But the letter, seen by The Age and The Sydney Morning Herald, from SL Unions convenor Dylan Wight, warns federal Labor would be going against the party’s platform to protect the rights of workers, a gain the union movement secured at December’s national conference.
Central to the union demands are safeguards against waiving labour market testing, investor state dispute settlement provisions, work safety law and or provisions that limit the right of the Commonwealth to regulate in the interests of public welfare or in relation to safe products.
“Labor must demonstrate to the Australian community that we are the party that will protect working Australians and their families from far reaching agreements that damage local economies,” Mr Wight wrote.
“This has too often occurred from under regulated trade agreements that benefit the few.”
He told MPs if Labor was to be “the Party of working people and jobs”, the federal caucus must oppose trade agreements that failed to require skills assessments to be undertaken in Australia and don’t restrict such skills assessments for temporary visa holders.
“Unless Labor can secure amendments to the proposed agreements which give expression to these important commitments to the Australian community, we ask that all Labor members of Parliament vote against legislation that will damage or undermine Australian workplace laws, access to employment opportunities and the economic welfare of our communities,” Mr Wight wrote.
“Victorian SL Unions, and their members, will be paying close attention to how these agreements play out in the coming weeks, and the efforts of those involved to put Australian workers first.
Labor leader Anthony Albanese held a meeting with union leaders and senior members of his team earlier this month to discuss their concerns over the new trade deals.
ACTU President Michele O’Neil said last week the agreements “trade away Australian jobs”.
“They put the interest of multinational companies ahead of local workers, at a time of record low wage growth and when regional unemployment is already at unacceptable levels,” Ms O’Neil said.
Victorian Senator Kim Carr said last week Labor would be defying its “supreme governing body” by supporting Indonesian free-trade deal.

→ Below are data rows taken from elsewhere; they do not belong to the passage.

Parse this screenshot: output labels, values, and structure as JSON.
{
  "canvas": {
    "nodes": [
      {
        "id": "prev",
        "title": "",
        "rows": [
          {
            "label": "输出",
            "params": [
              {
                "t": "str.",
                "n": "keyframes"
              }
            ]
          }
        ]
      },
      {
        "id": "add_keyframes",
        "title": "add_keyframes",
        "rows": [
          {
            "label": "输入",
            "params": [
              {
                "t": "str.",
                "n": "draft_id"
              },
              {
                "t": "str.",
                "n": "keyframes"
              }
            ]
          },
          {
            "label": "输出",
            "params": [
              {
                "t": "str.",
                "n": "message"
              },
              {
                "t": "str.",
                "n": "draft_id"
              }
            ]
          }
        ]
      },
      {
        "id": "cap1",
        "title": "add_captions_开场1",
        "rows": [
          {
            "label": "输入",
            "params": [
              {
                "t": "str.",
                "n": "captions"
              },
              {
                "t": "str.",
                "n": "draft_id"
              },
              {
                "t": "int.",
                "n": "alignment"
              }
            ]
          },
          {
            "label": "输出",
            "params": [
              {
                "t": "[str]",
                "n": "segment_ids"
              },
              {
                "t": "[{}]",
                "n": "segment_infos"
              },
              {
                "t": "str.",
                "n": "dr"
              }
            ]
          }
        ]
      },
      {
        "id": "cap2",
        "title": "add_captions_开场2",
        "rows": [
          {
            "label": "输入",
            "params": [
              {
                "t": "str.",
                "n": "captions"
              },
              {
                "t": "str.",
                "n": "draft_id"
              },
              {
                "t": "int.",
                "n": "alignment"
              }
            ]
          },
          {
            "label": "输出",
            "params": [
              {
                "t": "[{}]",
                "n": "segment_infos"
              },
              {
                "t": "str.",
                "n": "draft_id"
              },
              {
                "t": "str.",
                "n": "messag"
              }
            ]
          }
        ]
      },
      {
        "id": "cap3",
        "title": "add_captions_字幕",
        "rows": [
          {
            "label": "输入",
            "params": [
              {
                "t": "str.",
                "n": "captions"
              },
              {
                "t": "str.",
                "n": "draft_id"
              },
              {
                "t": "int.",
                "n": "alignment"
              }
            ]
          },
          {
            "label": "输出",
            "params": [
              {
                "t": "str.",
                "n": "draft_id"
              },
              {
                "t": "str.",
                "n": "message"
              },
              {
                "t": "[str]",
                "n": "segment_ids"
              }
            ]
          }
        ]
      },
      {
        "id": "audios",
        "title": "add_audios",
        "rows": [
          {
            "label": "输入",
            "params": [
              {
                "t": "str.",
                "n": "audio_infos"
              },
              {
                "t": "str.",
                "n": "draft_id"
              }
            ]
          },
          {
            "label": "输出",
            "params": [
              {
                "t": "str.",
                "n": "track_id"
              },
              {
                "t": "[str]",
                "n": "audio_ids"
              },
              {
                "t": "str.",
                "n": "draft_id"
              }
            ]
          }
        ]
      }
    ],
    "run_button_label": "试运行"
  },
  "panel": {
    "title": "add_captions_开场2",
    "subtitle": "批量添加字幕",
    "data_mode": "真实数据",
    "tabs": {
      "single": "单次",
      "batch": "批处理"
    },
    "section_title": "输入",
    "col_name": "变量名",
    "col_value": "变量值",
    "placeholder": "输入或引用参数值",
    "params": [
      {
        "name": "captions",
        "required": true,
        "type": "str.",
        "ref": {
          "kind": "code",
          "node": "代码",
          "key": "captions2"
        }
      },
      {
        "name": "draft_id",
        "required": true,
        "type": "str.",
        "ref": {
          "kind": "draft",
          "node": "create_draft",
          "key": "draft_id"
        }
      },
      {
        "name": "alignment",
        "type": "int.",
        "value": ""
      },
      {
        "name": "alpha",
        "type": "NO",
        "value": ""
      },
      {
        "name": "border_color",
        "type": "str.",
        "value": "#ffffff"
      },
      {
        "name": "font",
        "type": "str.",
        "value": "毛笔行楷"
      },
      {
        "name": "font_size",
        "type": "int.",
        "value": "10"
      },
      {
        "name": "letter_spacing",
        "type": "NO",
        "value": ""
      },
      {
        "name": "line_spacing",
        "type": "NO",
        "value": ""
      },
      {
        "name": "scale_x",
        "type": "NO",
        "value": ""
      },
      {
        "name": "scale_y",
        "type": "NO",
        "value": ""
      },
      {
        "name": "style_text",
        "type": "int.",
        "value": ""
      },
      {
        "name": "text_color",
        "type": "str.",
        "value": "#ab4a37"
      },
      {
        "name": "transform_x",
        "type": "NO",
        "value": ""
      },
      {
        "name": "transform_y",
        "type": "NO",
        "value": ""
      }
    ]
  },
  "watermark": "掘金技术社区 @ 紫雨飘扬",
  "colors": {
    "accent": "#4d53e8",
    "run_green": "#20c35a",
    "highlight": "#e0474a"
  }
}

“The Labor party’s platform is very clear on these issues and the principles outlined by the Labor party in the last Parliament were put there very consciously and deliberately when we were in opposition,” Senator Carr told Guardian Australia.
“There are very good reasons why the positions in the Labor party platform were put there and the deregulation of the labour market is of very deep concern within the Australian community.”
Fellow MPs Josh Wilson, who sits on the Joint Standing Committee on Treaties, has also raised concerns along with Victorian member for Bendigo Lisa Chesters.
During Bill Shorten’s leadership the opposition also faced demands from unions to seek amendments to the China FTA and 11-nation trans-Pacific partnership, and vowed to amend them if he won government.
Rob Harris is the National Affairs Editor for The Sydney Morning Herald and The Age, based at Parliament House in Canberra